Computer science electives also give students who are interested in STEM subjects a chance to explore a more creative application of math and science with coding and design. 

“What makes it special for me … I am really interested in art and that stuff, but I’ve never felt necessarily good at it,” Lazarus said. “Science and math is more so what I’ve thought I’m always good at, so I get to combine my creativity with my scientific and factual parts.” 

Seventh grader Penny Franklin, who is currently taking the Web and App Design class, thinks that computer science has many artistic aspects, especially because of the self-expression and creativity it can provide.

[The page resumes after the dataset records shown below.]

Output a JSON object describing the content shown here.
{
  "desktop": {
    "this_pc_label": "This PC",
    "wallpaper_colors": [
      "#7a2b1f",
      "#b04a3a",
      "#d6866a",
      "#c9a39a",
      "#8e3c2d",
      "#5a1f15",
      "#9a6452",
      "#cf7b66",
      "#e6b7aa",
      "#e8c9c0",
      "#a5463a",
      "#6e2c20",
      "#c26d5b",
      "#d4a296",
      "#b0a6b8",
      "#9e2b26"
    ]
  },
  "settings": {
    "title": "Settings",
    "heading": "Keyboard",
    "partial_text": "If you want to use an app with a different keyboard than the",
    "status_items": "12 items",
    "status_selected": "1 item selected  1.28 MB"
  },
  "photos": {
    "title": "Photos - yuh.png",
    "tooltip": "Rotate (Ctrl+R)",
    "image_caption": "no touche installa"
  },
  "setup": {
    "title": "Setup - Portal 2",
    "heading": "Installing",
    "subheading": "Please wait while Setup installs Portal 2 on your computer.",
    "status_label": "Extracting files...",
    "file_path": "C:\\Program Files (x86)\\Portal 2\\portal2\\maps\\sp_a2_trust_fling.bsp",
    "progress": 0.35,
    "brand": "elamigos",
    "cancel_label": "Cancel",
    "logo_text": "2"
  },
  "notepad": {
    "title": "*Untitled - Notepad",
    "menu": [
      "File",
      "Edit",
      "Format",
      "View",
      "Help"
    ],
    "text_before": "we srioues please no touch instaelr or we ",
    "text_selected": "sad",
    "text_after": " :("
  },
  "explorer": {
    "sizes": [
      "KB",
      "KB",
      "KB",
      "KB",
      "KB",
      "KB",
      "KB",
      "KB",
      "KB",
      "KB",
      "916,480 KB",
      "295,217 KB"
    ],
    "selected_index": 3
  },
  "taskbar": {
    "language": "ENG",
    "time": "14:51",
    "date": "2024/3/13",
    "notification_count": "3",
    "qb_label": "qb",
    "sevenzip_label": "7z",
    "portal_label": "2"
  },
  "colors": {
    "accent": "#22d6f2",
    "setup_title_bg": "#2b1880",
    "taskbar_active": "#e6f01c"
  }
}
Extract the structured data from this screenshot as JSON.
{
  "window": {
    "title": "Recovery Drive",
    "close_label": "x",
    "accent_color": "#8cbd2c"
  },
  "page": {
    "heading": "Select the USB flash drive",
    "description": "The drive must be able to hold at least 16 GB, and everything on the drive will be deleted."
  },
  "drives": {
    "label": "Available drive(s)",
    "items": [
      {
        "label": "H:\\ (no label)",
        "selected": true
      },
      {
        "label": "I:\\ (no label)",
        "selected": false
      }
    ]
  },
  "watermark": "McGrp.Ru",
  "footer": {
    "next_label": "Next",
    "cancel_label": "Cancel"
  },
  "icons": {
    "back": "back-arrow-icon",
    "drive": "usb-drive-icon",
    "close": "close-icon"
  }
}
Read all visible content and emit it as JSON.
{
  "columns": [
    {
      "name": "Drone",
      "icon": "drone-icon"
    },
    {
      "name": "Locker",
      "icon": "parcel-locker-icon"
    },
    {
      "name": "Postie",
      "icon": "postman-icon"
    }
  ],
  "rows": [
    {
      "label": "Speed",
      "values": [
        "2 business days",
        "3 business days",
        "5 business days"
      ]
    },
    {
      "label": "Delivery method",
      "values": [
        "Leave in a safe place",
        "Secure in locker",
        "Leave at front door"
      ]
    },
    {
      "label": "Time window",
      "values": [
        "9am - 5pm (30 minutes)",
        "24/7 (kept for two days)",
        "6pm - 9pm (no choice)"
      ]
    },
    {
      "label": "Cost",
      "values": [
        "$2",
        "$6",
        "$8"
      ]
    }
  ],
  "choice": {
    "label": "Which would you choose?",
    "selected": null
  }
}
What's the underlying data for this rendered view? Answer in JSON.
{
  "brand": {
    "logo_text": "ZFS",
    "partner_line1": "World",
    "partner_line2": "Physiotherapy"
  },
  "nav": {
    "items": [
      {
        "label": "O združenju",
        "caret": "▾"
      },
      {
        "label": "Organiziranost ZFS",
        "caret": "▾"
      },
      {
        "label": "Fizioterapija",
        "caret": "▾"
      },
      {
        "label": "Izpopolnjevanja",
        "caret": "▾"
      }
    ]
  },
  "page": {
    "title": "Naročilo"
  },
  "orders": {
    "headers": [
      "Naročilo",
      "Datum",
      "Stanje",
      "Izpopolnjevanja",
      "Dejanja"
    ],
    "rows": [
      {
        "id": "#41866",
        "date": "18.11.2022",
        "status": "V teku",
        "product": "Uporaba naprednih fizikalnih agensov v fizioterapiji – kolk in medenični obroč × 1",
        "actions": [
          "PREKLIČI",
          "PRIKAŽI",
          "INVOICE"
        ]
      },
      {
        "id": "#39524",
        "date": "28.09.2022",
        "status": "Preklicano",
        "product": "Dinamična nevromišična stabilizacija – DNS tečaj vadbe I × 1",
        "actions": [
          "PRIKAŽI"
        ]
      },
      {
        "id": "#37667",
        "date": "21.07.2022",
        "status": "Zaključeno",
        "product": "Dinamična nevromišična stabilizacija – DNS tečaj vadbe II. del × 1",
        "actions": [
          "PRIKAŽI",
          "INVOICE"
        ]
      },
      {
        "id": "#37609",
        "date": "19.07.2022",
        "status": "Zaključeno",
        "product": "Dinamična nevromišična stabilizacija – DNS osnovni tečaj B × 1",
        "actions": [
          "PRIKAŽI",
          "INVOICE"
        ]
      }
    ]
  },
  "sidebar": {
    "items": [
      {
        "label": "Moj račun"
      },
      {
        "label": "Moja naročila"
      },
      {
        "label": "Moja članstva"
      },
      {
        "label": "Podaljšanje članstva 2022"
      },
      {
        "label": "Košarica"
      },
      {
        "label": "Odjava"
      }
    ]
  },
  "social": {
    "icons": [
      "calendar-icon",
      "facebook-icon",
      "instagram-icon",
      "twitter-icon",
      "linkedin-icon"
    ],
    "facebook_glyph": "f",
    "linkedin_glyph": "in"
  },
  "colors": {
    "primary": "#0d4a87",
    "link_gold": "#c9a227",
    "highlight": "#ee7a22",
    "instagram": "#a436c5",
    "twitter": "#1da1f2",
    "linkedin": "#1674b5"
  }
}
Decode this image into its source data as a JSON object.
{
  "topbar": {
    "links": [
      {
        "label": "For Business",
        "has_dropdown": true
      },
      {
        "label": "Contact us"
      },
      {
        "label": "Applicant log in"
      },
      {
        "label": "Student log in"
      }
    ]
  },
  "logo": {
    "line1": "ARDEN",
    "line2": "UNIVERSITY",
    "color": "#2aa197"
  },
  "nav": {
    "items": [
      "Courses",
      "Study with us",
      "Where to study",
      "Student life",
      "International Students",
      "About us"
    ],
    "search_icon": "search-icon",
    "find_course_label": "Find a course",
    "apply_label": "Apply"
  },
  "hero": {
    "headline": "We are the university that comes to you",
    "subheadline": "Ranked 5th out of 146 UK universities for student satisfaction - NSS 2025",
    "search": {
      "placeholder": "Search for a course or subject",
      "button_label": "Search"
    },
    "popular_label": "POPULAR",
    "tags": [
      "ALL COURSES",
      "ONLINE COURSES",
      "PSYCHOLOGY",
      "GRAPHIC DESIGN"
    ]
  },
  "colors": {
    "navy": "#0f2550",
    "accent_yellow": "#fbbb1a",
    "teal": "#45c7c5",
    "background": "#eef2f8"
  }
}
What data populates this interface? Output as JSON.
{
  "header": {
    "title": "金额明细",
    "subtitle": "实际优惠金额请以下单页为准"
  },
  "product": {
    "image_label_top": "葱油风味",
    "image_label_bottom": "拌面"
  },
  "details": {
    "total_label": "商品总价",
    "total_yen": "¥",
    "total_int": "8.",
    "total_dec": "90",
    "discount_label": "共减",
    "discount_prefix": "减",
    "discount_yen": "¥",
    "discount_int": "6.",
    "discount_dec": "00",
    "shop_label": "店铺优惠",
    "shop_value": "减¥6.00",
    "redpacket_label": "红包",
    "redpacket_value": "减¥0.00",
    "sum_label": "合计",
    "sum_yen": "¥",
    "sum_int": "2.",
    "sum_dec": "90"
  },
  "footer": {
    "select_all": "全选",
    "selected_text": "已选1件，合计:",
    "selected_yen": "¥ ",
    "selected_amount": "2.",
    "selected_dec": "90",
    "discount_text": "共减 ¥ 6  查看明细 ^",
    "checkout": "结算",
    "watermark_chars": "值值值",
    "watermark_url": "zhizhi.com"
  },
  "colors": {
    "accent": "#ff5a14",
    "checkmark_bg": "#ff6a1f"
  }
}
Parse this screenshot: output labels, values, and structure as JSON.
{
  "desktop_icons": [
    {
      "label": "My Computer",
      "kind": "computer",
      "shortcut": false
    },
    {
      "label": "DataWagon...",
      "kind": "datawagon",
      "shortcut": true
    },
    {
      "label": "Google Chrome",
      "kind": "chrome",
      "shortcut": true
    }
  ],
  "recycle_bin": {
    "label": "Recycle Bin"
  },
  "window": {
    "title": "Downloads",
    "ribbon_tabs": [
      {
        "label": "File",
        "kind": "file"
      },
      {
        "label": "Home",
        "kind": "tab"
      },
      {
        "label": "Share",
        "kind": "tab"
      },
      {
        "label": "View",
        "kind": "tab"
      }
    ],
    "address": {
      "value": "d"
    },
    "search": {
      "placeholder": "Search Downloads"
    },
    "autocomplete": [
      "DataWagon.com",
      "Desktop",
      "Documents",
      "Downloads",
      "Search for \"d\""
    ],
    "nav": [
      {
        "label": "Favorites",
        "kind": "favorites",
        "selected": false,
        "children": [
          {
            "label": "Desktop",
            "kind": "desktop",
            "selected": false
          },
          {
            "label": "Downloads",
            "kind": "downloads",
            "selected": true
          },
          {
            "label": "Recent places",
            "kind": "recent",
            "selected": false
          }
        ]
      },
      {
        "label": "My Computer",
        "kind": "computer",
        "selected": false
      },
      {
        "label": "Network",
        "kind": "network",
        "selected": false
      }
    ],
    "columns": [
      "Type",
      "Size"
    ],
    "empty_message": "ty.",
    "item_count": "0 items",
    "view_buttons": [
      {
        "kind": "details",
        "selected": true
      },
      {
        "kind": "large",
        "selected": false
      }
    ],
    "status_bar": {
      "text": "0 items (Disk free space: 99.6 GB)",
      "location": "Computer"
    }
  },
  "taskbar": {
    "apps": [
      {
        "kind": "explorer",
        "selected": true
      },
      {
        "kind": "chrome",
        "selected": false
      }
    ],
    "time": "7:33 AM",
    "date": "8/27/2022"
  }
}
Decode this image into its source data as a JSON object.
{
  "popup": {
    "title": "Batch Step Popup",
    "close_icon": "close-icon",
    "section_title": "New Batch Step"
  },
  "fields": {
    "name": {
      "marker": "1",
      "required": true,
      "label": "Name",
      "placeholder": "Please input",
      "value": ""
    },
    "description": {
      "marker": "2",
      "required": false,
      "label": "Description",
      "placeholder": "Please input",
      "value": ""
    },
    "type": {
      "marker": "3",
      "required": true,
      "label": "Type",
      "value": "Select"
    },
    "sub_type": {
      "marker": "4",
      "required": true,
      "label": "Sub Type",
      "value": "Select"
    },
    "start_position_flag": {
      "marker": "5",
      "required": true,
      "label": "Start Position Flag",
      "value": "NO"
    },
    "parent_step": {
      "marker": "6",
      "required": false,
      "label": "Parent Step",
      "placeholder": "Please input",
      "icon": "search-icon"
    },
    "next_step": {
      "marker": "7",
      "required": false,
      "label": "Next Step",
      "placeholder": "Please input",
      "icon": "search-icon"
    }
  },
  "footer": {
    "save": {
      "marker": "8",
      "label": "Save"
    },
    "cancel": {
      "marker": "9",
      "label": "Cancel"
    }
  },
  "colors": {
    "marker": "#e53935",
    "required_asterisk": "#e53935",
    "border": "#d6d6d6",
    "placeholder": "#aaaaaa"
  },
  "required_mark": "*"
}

“It’s an art elective, and a lot of people don’t think of it as art because they think of visual arts or video art, not computer science,” Franklin said. “It is, in a sense, an art in that you can learn and grow and you can express yourself in it.”

Ibby Rawlins (’22), Sylvie Olmstead (’24) and Micaela Boxer Wachler (’24) work together in the Web Design class to build their website. Web Design is an intro-level art course for upper schoolers where students learn how to code websites in HTML or CSS, apply web aesthetics and practice web programming in the JavaScript language.  (Photo credit: Kelly Lougheed)

Although the computer science electives are separate and different from each other, they do have many elements in common. In each class, students begin with some type of warm up before learning new material. They then participate in an interactive lecture and then the majority of most classes is pair programming, where two students work together to write code on one computer to solve a problem. 

“It’s really nice having a bunch of a nice variety of projects to work on that use the same skills,” Fenster said. “I just really like the class because I’m able to, in almost all of the labs, tie in something that I’m really interested in to make the lab something that interests me while I’m practicing those new skills.” 

According to Lougheed, one of the reasons students may not have been as involved with computer science in the past is because it can seem “intimidating” at first, but she wants all students to feel like they can participate in computer science and learn to code if they want to. 

“I want to expand the program and get as many students involved as I can, especially people who wouldn’t maybe see themselves as computer science people,” Lougheed said. “I just want to make the field seem open and accessible to everyone.”